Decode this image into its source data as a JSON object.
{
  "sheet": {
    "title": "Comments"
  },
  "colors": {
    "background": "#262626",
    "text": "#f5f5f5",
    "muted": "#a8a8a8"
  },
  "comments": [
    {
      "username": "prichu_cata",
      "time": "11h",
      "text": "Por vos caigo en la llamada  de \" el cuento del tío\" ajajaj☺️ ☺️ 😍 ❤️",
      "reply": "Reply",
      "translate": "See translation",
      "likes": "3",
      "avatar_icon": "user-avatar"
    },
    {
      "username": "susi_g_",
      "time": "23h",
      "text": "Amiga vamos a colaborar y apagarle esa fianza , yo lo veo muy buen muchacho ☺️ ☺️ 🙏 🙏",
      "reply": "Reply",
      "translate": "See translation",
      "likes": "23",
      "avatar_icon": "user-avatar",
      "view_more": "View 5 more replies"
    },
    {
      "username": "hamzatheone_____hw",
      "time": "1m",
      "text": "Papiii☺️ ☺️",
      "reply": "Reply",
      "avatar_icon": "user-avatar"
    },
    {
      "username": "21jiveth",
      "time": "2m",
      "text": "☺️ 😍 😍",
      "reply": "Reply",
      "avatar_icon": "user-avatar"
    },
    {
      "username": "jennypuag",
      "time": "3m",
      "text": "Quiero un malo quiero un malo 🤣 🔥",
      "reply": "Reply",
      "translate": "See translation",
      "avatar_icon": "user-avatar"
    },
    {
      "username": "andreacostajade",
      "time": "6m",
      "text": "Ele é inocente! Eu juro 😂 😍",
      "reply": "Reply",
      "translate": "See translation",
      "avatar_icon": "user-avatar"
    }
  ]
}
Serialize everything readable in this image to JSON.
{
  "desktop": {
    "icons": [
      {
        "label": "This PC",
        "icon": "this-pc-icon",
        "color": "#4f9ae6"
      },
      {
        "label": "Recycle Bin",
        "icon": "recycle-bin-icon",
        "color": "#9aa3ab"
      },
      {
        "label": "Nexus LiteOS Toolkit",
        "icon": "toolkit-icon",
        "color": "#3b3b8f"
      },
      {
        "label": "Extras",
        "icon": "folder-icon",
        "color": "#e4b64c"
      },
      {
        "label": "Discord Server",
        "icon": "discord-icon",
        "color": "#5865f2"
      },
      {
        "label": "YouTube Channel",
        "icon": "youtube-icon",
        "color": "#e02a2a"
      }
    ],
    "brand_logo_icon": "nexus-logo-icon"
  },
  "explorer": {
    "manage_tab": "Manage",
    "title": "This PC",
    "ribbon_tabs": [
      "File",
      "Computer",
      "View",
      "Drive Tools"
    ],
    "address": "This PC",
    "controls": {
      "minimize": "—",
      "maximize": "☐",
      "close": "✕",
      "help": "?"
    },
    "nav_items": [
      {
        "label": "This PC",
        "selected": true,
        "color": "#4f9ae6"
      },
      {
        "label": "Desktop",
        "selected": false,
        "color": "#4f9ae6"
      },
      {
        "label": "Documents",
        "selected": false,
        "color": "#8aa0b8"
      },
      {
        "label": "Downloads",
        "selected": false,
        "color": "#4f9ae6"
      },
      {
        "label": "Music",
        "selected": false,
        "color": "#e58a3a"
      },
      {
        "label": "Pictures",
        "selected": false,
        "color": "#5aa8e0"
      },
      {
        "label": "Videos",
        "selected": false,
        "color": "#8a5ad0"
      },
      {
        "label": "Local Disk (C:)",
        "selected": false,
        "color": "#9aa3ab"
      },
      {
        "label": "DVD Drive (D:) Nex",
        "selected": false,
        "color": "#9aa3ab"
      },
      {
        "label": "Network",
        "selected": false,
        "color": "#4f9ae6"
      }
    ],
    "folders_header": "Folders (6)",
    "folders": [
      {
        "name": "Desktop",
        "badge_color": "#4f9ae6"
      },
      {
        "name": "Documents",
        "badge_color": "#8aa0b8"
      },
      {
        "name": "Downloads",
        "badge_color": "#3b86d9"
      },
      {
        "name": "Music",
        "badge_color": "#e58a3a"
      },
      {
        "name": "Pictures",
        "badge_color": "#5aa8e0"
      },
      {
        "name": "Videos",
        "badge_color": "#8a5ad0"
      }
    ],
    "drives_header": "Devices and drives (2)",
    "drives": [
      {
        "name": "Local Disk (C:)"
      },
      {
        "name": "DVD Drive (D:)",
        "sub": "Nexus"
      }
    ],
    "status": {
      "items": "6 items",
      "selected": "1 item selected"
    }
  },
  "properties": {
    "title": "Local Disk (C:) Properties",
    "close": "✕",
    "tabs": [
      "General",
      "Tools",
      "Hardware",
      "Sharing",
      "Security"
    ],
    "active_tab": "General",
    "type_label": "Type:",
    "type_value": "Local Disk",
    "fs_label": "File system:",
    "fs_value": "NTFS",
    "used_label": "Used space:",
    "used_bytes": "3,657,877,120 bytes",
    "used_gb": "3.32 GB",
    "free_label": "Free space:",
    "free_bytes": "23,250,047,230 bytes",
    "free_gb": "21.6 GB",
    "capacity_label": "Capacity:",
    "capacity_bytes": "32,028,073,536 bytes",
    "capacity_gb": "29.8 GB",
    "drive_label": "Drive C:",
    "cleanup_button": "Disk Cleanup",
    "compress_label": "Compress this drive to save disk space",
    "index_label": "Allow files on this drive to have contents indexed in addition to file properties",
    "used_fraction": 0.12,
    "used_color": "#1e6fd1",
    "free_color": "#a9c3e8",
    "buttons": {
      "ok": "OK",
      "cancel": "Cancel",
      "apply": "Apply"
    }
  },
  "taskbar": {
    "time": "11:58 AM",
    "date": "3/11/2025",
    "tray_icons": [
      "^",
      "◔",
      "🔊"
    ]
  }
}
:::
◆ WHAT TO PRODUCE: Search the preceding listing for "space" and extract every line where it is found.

◆ ANSWER BOX:
    "used_label": "Used space:",
    "free_label": "Free space:",
    "compress_label": "Compress this drive to save disk space",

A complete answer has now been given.